There are some financial experts that believe you should not have any credit cards for any reason. I disagree – as long as you know how to use them responsibly. What I mean by that is use them in your spending plan before the purchase, not after and have a game plan of how you are paying them. I have personally had to cut up all of my credit cards and close every single one of them because I had to file bankruptcy (that’s another story for a later time). I spent almost 4 years having ZERO credit cards in my name and it forced me to understand that if I do not have the cash available in my checking account, that I cannot afford to buy it (whether it was jewelry, gifts, clothes or a vacation). Throughout those 4 years I created a better spending habit so that if I were to have a credit card, I’d know what to do so that I wouldn’t be in the same position.
When I met my husband we knew that someday we would want to buy a house. Well, although it’s not impossible, it is very difficult to buy one without credit and in order to build our credit (especially with a bankruptcy now on there), we needed to start with a secured credit card. These were cards that required you to pay up front a deposit, usually equal to the credit limit. So in our case, we had a $300 credit card limit. Over time, these limits can increase and depending on the creditor, you may even receive the $300 deposit back (be sure to read the fine print for any card you sign up for). This was a start for us. We both didn’t have great credit either – and yes, your FICO score is a debt score to see if you can responsibly manage your debt.
Once we had a few of these cards, we put the other person as an authorized user so that it would help both of our credit scores. And we also made sure to not ever have a balance more than 30% (actually now we use 10%, but 30% is still good especially if you’re just starting to build). Then we made sure each card had a purpose: one was for gas, another food, one for the internet bill - all of which was still budgeted for. We paid these off every month all but $5-10 (some weekly to keep them less than the 30%). Why do we keep that little amount? Because depending on when the credit card company reports to the credit bureaus, whatever you balance is at that time is what gets reported. If you happen to show $0 when it’s reported, then it doesn’t look like you use your credit card(s). And as a traveler, it helps to earn miles or cash back for things you’re going to purchase anyway. In fact, we now have a credit card that’s specifically used for our vacations.

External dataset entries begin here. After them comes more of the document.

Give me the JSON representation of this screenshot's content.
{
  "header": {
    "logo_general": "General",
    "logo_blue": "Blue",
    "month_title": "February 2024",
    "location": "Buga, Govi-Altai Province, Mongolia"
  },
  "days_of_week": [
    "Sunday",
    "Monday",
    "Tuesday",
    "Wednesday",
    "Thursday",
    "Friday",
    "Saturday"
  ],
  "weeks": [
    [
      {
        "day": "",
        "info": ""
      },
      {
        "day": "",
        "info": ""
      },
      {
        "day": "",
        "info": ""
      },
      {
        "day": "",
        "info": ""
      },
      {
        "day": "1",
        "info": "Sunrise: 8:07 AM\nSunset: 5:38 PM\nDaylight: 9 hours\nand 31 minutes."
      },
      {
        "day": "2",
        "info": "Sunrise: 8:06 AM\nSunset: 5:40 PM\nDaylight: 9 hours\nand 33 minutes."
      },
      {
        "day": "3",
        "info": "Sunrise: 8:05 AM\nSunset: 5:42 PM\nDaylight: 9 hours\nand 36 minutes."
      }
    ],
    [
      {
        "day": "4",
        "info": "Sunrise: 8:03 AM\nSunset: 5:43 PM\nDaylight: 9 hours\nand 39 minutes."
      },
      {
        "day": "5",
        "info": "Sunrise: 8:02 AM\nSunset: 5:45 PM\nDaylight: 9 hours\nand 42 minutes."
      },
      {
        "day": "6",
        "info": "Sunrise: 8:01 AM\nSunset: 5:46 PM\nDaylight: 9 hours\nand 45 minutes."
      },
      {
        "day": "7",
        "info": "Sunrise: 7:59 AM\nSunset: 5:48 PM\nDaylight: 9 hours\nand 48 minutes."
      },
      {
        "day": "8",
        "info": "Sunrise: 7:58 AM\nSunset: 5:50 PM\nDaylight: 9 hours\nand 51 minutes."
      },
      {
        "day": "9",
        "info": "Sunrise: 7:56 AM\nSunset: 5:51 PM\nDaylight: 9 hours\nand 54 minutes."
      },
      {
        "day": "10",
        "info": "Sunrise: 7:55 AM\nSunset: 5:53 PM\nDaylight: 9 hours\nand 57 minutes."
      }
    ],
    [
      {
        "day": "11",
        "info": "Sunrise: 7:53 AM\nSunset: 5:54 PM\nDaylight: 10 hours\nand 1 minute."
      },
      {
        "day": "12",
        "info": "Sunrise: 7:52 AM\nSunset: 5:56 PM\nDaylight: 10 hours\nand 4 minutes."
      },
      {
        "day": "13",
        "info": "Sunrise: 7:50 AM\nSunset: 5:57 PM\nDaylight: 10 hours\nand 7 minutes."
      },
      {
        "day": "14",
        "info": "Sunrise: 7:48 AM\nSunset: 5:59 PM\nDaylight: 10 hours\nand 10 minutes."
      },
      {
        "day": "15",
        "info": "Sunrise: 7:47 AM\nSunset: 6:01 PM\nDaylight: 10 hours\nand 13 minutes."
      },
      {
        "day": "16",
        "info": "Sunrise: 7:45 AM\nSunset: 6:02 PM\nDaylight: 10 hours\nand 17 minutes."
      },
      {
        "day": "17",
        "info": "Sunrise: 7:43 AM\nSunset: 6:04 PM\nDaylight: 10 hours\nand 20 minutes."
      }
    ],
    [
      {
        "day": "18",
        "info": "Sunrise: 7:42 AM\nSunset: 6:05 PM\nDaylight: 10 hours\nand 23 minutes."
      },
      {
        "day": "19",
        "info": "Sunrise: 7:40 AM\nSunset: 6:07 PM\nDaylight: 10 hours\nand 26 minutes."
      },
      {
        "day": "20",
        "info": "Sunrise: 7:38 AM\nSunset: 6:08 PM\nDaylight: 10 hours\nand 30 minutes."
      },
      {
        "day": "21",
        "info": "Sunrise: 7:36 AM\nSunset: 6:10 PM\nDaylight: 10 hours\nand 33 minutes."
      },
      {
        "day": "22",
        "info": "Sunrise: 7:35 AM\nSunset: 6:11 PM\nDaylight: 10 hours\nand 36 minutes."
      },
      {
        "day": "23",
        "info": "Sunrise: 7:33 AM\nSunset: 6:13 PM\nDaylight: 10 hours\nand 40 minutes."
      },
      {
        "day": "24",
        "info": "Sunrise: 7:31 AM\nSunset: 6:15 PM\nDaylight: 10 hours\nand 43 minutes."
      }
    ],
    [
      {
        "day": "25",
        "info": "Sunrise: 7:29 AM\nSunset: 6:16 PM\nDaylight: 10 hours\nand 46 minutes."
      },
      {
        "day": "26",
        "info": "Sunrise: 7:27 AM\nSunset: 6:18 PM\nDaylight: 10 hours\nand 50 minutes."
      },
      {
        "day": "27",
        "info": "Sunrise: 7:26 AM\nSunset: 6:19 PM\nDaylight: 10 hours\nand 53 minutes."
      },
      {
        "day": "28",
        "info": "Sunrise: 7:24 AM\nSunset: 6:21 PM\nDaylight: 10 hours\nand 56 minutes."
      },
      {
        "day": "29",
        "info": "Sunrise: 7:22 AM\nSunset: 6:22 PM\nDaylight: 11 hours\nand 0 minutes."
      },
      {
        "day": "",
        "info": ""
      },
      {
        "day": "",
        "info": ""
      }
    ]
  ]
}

So the answer to my initial question is NO! Credit cards are not evil. You just have to learn how to use them properly and understand your purpose for using them. The moment you make that purchase with the thought in mind of “oh, I’ll be getting paid Friday and will pay it back” you need to stop using that card and rebuild that money habit.